The next stage after the white flower is coloured flowers. But these bougainvillea are a real challenge, as they have so many colours. Again, the best strategy is to do a tonal study, and take a black and white photo to help you.
You can see that the tones are much more subtle than they were in the case of the white rose. The red flower is a much darker tone, even though it’s a bright colour. And the delicate veins stand out as dark lines, but they must not be too strongly emphasised.
As I did with the rose, I use a basic colour to indicate the lightest parts of each flower.
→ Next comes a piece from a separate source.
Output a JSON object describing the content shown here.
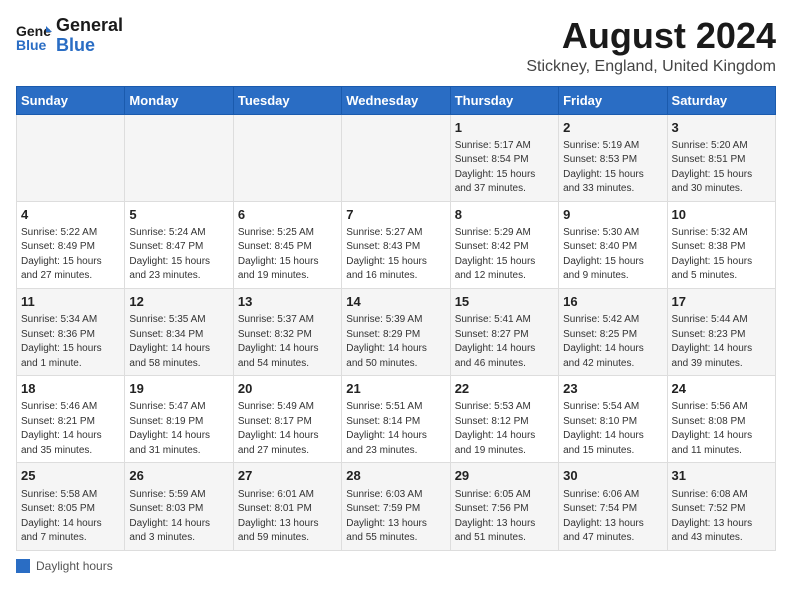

I’m working on a neutral dark grey paper.
I tried working on the textured side of the paper first, but I just don’t find it works for me. Here I’m using a make up tool to blend the colours, but the little pits in the paper still keep coming back and creating a texture I don’t want!
This is the final version on the smooth side of the paper. I used dark green (the complementary of red) and black behind the flower to make the pink glow even more. I’ve only slightly indicated the veins in the petals, and I used blue on the upper right petal to help indicate that it is receding from view, while the petal on the left is coming towards the viewer so I used warmer, lighter colours. I have left the background flowers unfinished, as I like them just as they are.